▸ **Task to carry out**
Once the images are set aside, return every entry exactly.

▸ **Data records**
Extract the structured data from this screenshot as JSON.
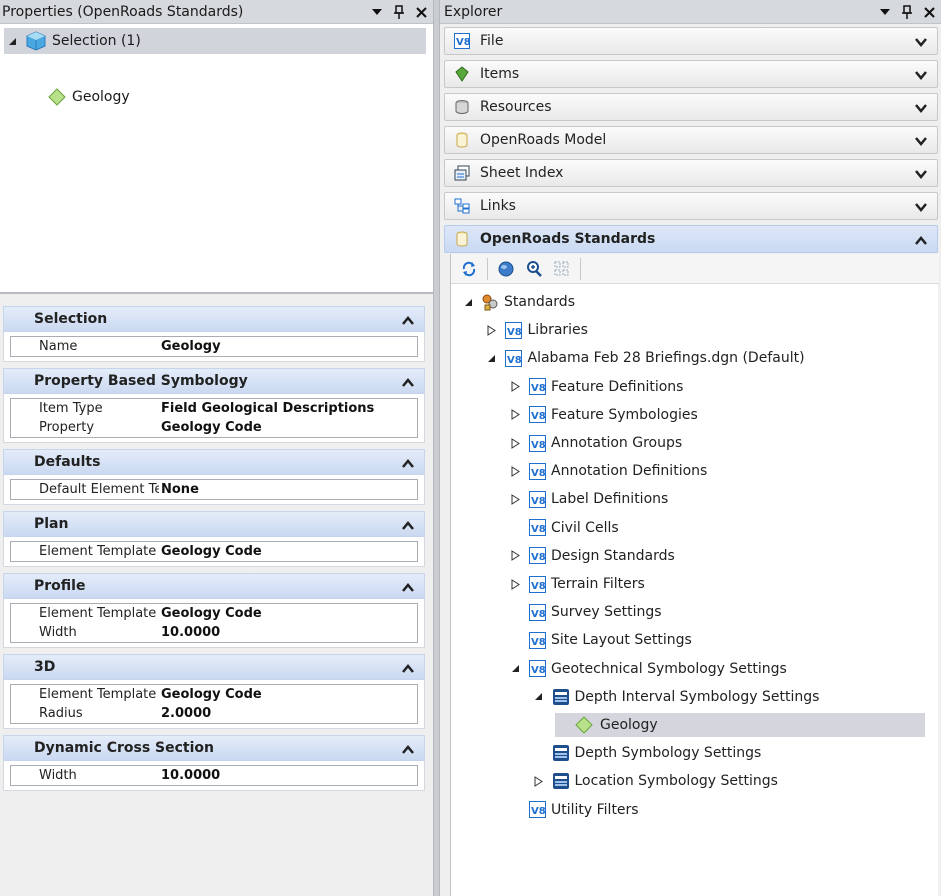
{
  "properties_panel": {
    "title": "Properties (OpenRoads Standards)",
    "selection_root": "Selection (1)",
    "selection_child": "Geology",
    "sections": [
      {
        "title": "Selection",
        "rows": [
          {
            "name": "Name",
            "value": "Geology"
          }
        ]
      },
      {
        "title": "Property Based Symbology",
        "rows": [
          {
            "name": "Item Type",
            "value": "Field Geological Descriptions"
          },
          {
            "name": "Property",
            "value": "Geology Code"
          }
        ]
      },
      {
        "title": "Defaults",
        "rows": [
          {
            "name": "Default Element Templat",
            "value": "None"
          }
        ]
      },
      {
        "title": "Plan",
        "rows": [
          {
            "name": "Element Template Group",
            "value": "Geology Code"
          }
        ]
      },
      {
        "title": "Profile",
        "rows": [
          {
            "name": "Element Template Group",
            "value": "Geology Code"
          },
          {
            "name": "Width",
            "value": "10.0000"
          }
        ]
      },
      {
        "title": "3D",
        "rows": [
          {
            "name": "Element Template Group",
            "value": "Geology Code"
          },
          {
            "name": "Radius",
            "value": "2.0000"
          }
        ]
      },
      {
        "title": "Dynamic Cross Section",
        "rows": [
          {
            "name": "Width",
            "value": "10.0000"
          }
        ]
      }
    ]
  },
  "explorer": {
    "title": "Explorer",
    "items": [
      {
        "label": "File",
        "icon": "v8-file-icon"
      },
      {
        "label": "Items",
        "icon": "items-icon"
      },
      {
        "label": "Resources",
        "icon": "resources-icon"
      },
      {
        "label": "OpenRoads Model",
        "icon": "openroads-model-icon"
      },
      {
        "label": "Sheet Index",
        "icon": "sheet-index-icon"
      },
      {
        "label": "Links",
        "icon": "links-icon"
      },
      {
        "label": "OpenRoads Standards",
        "icon": "openroads-standards-icon"
      }
    ],
    "tree": [
      {
        "label": "Standards",
        "level": 0,
        "expander": "expanded",
        "icon": "standards-icon"
      },
      {
        "label": "Libraries",
        "level": 1,
        "expander": "collapsed",
        "icon": "v8-icon"
      },
      {
        "label": "Alabama Feb 28 Briefings.dgn (Default)",
        "level": 1,
        "expander": "expanded",
        "icon": "v8-icon"
      },
      {
        "label": "Feature Definitions",
        "level": 2,
        "expander": "collapsed",
        "icon": "v8-icon"
      },
      {
        "label": "Feature Symbologies",
        "level": 2,
        "expander": "collapsed",
        "icon": "v8-icon"
      },
      {
        "label": "Annotation Groups",
        "level": 2,
        "expander": "collapsed",
        "icon": "v8-icon"
      },
      {
        "label": "Annotation Definitions",
        "level": 2,
        "expander": "collapsed",
        "icon": "v8-icon"
      },
      {
        "label": "Label Definitions",
        "level": 2,
        "expander": "collapsed",
        "icon": "v8-icon"
      },
      {
        "label": "Civil Cells",
        "level": 2,
        "expander": "none",
        "icon": "v8-icon"
      },
      {
        "label": "Design Standards",
        "level": 2,
        "expander": "collapsed",
        "icon": "v8-icon"
      },
      {
        "label": "Terrain Filters",
        "level": 2,
        "expander": "collapsed",
        "icon": "v8-icon"
      },
      {
        "label": "Survey Settings",
        "level": 2,
        "expander": "none",
        "icon": "v8-icon"
      },
      {
        "label": "Site Layout Settings",
        "level": 2,
        "expander": "none",
        "icon": "v8-icon"
      },
      {
        "label": "Geotechnical Symbology Settings",
        "level": 2,
        "expander": "expanded",
        "icon": "v8-icon"
      },
      {
        "label": "Depth Interval Symbology Settings",
        "level": 3,
        "expander": "expanded",
        "icon": "symbology-settings-icon"
      },
      {
        "label": "Geology",
        "level": 4,
        "expander": "none",
        "icon": "geology-diamond-icon",
        "selected": true
      },
      {
        "label": "Depth Symbology Settings",
        "level": 3,
        "expander": "none",
        "icon": "symbology-settings-icon"
      },
      {
        "label": "Location Symbology Settings",
        "level": 3,
        "expander": "collapsed",
        "icon": "symbology-settings-icon"
      },
      {
        "label": "Utility Filters",
        "level": 2,
        "expander": "none",
        "icon": "v8-icon"
      }
    ]
  },
  "colors": {
    "selection_bg": "#d4d5dd",
    "section_header": "#cad9f1",
    "accent_blue": "#1f6fd1"
  }
}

▸ **Exercise result**
Extract the structured data from this screenshot as JSON.
{
  "properties_panel": {
    "title": "Properties (OpenRoads Standards)",
    "selection_root": "Selection (1)",
    "selection_child": "Geology",
    "sections": [
      {
        "title": "Selection",
        "rows": [
          {
            "name": "Name",
            "value": "Geology"
          }
        ]
      },
      {
        "title": "Property Based Symbology",
        "rows": [
          {
            "name": "Item Type",
            "value": "Field Geological Descriptions"
          },
          {
            "name": "Property",
            "value": "Geology Code"
          }
        ]
      },
      {
        "title": "Defaults",
        "rows": [
          {
            "name": "Default Element Templat",
            "value": "None"
          }
        ]
      },
      {
        "title": "Plan",
        "rows": [
          {
            "name": "Element Template Group",
            "value": "Geology Code"
          }
        ]
      },
      {
        "title": "Profile",
        "rows": [
          {
            "name": "Element Template Group",
            "value": "Geology Code"
          },
          {
            "name": "Width",
            "value": "10.0000"
          }
        ]
      },
      {
        "title": "3D",
        "rows": [
          {
            "name": "Element Template Group",
            "value": "Geology Code"
          },
          {
            "name": "Radius",
            "value": "2.0000"
          }
        ]
      },
      {
        "title": "Dynamic Cross Section",
        "rows": [
          {
            "name": "Width",
            "value": "10.0000"
          }
        ]
      }
    ]
  },
  "explorer": {
    "title": "Explorer",
    "items": [
      {
        "label": "File",
        "icon": "v8-file-icon"
      },
      {
        "label": "Items",
        "icon": "items-icon"
      },
      {
        "label": "Resources",
        "icon": "resources-icon"
      },
      {
        "label": "OpenRoads Model",
        "icon": "openroads-model-icon"
      },
      {
        "label": "Sheet Index",
        "icon": "sheet-index-icon"
      },
      {
        "label": "Links",
        "icon": "links-icon"
      },
      {
        "label": "OpenRoads Standards",
        "icon": "openroads-standards-icon"
      }
    ],
    "tree": [
      {
        "label": "Standards",
        "level": 0,
        "expander": "expanded",
        "icon": "standards-icon"
      },
      {
        "label": "Libraries",
        "level": 1,
        "expander": "collapsed",
        "icon": "v8-icon"
      },
      {
        "label": "Alabama Feb 28 Briefings.dgn (Default)",
        "level": 1,
        "expander": "expanded",
        "icon": "v8-icon"
      },
      {
        "label": "Feature Definitions",
        "level": 2,
        "expander": "collapsed",
        "icon": "v8-icon"
      },
      {
        "label": "Feature Symbologies",
        "level": 2,
        "expander": "collapsed",
        "icon": "v8-icon"
      },
      {
        "label": "Annotation Groups",
        "level": 2,
        "expander": "collapsed",
        "icon": "v8-icon"
      },
      {
        "label": "Annotation Definitions",
        "level": 2,
        "expander": "collapsed",
        "icon": "v8-icon"
      },
      {
        "label": "Label Definitions",
        "level": 2,
        "expander": "collapsed",
        "icon": "v8-icon"
      },
      {
        "label": "Civil Cells",
        "level": 2,
        "expander": "none",
        "icon": "v8-icon"
      },
      {
        "label": "Design Standards",
        "level": 2,
        "expander": "collapsed",
        "icon": "v8-icon"
      },
      {
        "label": "Terrain Filters",
        "level": 2,
        "expander": "collapsed",
        "icon": "v8-icon"
      },
      {
        "label": "Survey Settings",
        "level": 2,
        "expander": "none",
        "icon": "v8-icon"
      },
      {
        "label": "Site Layout Settings",
        "level": 2,
        "expander": "none",
        "icon": "v8-icon"
      },
      {
        "label": "Geotechnical Symbology Settings",
        "level": 2,
        "expander": "expanded",
        "icon": "v8-icon"
      },
      {
        "label": "Depth Interval Symbology Settings",
        "level": 3,
        "expander": "expanded",
        "icon": "symbology-settings-icon"
      },
      {
        "label": "Geology",
        "level": 4,
        "expander": "none",
        "icon": "geology-diamond-icon",
        "selected": true
      },
      {
        "label": "Depth Symbology Settings",
        "level": 3,
        "expander": "none",
        "icon": "symbology-settings-icon"
      },
      {
        "label": "Location Symbology Settings",
        "level": 3,
        "expander": "collapsed",
        "icon": "symbology-settings-icon"
      },
      {
        "label": "Utility Filters",
        "level": 2,
        "expander": "none",
        "icon": "v8-icon"
      }
    ]
  },
  "colors": {
    "selection_bg": "#d4d5dd",
    "section_header": "#cad9f1",
    "accent_blue": "#1f6fd1"
  }
}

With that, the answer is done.